(Website and app data records)
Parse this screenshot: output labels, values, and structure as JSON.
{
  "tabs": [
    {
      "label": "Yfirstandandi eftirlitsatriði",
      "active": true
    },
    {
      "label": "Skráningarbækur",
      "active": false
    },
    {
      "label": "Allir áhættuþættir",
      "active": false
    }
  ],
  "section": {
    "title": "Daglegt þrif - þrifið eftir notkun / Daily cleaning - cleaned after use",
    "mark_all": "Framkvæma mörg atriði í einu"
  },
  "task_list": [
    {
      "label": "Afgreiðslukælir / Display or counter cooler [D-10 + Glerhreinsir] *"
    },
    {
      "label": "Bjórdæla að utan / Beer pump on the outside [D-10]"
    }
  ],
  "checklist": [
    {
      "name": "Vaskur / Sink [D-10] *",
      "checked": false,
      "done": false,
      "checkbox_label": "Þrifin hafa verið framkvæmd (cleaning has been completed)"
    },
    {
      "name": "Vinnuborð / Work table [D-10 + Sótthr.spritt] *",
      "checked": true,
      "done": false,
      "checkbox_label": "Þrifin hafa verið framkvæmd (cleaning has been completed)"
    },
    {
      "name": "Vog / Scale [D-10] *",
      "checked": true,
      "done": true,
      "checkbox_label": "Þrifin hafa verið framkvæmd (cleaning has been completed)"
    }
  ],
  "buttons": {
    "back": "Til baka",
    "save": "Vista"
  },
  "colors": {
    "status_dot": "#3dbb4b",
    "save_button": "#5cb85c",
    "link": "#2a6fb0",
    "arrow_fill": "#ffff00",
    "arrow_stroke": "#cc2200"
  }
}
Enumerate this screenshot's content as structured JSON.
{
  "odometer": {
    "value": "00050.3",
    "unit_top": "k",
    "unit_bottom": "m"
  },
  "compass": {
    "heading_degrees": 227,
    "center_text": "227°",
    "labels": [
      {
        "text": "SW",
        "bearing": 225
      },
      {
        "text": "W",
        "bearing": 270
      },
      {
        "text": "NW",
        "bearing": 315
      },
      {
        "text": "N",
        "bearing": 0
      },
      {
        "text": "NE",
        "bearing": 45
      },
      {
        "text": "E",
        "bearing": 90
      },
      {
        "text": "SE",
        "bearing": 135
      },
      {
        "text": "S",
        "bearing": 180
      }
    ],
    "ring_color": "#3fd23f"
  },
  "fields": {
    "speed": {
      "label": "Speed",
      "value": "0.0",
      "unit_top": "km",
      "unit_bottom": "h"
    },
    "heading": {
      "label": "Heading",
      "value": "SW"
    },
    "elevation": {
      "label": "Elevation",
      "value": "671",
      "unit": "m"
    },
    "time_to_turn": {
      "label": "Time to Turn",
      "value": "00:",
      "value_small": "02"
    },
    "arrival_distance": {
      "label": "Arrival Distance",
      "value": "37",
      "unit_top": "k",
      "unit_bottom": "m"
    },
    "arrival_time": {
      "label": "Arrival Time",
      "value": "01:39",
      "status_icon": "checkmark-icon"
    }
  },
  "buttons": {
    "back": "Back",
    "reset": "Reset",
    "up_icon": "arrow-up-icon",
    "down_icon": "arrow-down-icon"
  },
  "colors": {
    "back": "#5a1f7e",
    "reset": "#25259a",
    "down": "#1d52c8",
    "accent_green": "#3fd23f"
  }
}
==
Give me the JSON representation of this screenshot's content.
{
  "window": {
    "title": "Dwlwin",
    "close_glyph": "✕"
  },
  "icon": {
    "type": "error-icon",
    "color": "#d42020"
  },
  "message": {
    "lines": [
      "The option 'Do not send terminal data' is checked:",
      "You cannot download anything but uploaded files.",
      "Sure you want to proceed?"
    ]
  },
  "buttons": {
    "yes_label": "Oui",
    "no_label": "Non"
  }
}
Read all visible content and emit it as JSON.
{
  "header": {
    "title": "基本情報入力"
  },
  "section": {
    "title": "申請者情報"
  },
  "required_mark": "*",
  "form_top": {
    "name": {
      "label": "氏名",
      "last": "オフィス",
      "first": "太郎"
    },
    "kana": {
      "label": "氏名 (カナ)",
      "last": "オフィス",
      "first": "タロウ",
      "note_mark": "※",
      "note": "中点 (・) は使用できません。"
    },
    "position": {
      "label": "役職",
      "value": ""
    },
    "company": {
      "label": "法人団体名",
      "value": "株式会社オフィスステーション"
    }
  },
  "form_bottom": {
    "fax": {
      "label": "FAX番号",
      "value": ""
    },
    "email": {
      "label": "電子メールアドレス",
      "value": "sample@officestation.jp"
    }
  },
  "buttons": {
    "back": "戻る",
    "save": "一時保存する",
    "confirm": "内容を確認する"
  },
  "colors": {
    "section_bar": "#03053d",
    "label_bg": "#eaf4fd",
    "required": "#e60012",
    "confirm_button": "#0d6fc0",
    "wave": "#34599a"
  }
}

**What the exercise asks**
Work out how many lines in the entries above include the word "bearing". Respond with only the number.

**Result of this exercise**
8